This is part of my participation in Paris in July 2021- Hosted by Thyme for Tea
Works read so far for Paris in July 2021
- Lost in Paris by Elizabeth Thompson - 2021
- Loving Modigliani by Linda Lappin - 2020
- Russian Émirgé Short Stories from Bunin to Yanovsky - edited by Bryan Karetnky. 2018 - an overview
- Pancakes in Paris - Living The American Dream in France by Craig Carlson - 2016
- The Paris Apartment by Kelly Bowen- 2021
- The Paris Architect by Charles Belfoure - 2013
I posted on his probably most famous story “The Beggar” during Paris in July 2018
This story is included in Russian Émirgé Short Stories from Bunin to Vanovsky - edited by Brian Karetnyk. I highly reccomend this wonderful collection
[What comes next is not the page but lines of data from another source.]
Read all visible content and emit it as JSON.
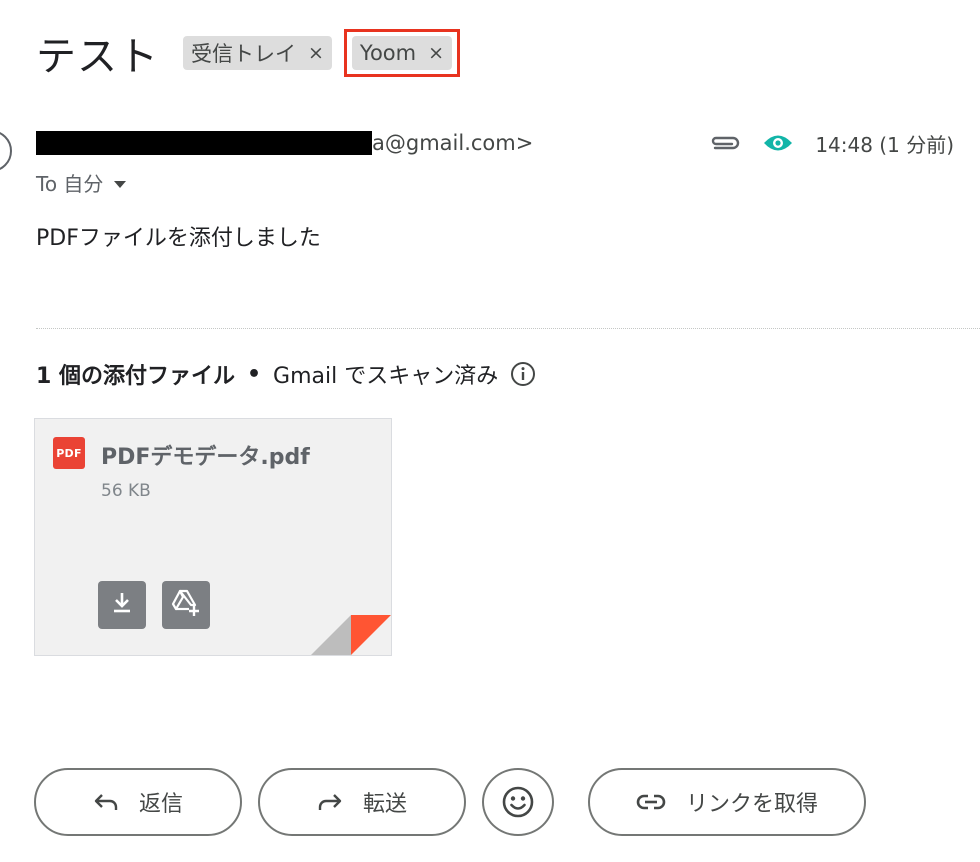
{
  "email": {
    "subject": "テスト",
    "labels": [
      {
        "name": "受信トレイ",
        "remove": "×"
      },
      {
        "name": "Yoom",
        "remove": "×"
      }
    ],
    "sender_visible_suffix": "a@gmail.com>",
    "time": "14:48 (1 分前)",
    "to_line": "To 自分",
    "body": "PDFファイルを添付しました"
  },
  "attachments": {
    "count_label": "1 個の添付ファイル",
    "separator": "•",
    "scan_label": "Gmail でスキャン済み",
    "files": [
      {
        "name": "PDFデモデータ.pdf",
        "size": "56 KB",
        "badge": "PDF"
      }
    ]
  },
  "actions": {
    "reply": "返信",
    "forward": "転送",
    "get_link": "リンクを取得"
  },
  "colors": {
    "highlight": "#e8331f",
    "tracker_eye": "#12b5a8",
    "pdf_red": "#ea4335",
    "card_bg": "#f1f1f1"
  },
  "icons": {
    "attachment": "paperclip-icon",
    "tracker": "eye-icon",
    "to_dropdown": "caret-down-icon",
    "info": "info-icon",
    "download": "download-icon",
    "drive": "drive-add-icon",
    "reply": "reply-arrow-icon",
    "forward": "forward-arrow-icon",
    "emoji": "smiley-icon",
    "link": "link-icon"
  }
}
GAITO (GEORGY IVANOVICH) GAZDANOV
Born: December 6, 1903, Saint Petersburg, Russia
He took part in Russia’s Civil War, serving in General Wrangel’s White Russian Army.
In 1923 he moved to Paris, stopping for a time in Romania. After a series of jobs he ended up driving a cab for 25 years, working nights and writing during the day He studied at the Sorbonne.
He published nine novels and over fifty short stories. His work sold well and he became financially independent.
He served in the Resistance during World War Two, edited an information publication with his Greek Odessan wife Faina Lamzaki. They married in 1936.
In 1953 he joined Radio Free Europe. He
produced a weekly program on Russian literature until his death in 1971
from Lung Cancer. He worked on numerous aspects of broadcast journalism.
His best work was after the war, largely on Russians in Paris
Died: December 5, 1971, Munich, Germany
“Requiem” is about Russian Émirgés who get rich my acting as middlemen for Germans purchasing suppliers. The opening shows power of his images
“It happened in the cruel and wretched period of the German occupation of Paris. Ever greater territories were being consumed by war. Hundreds of thousands were advancing along Russia’s frozen roads; wars were being waged in Africa; bombs were exploding across Europe. In the evenings Paris was plunged into an icy darkness; no streetlamps were lit, and there were no lights in any of the windows……
Most people barely have food but here is what the narrator finds when he visits an Émigré Cafe:
“one day I went to a little café in a suburb of Paris, where I had arranged to meet a casual acquaintance. It was evening, in the bitter winter of forty-two. The café was crowded. By the bar, well-dressed people – scarves, fur collars, pressed suits – were drinking cognac, liqueurs, coffee
with rum and eating ham sandwiches, the likes of which I had not seen in a long time. I later discovered the reason for this ham, this cognac and all the rest: the regulars of the café in which I happened to find myself were Russians who traded on the black market. Before the war, in those peaceful, well-fed times, the majority of these people had been unemployed – not because they couldn’t find work, but because they did not wish to work, on account of some incomprehensible, stubborn desire not to live as everyone else did: going to the factory, taking a room in some miserable hotel and drawing their wage once a fortnight.
Then everything changed for the Émigrés used to living in very low conditions
“ A change took place in the lives of these people. They were given a sudden, wonderful opportunity to get rich – without any especial effort and, essentially, almost without working. The German army and its affiliates would buy wholesale – no haggling – every item that was offered to them: boots and toothbrushes, soap and nails, gold and coal, clothes and axes, leads and machinery, cement and silk – everything. These Russians became intermediaries between the German buyers and the French merchants selling their goods to them”.
The narrator follows the life of a fellow Émigré.
There are three other stories by the author in the collection. For sure I will read them but I doubt if I will have time to post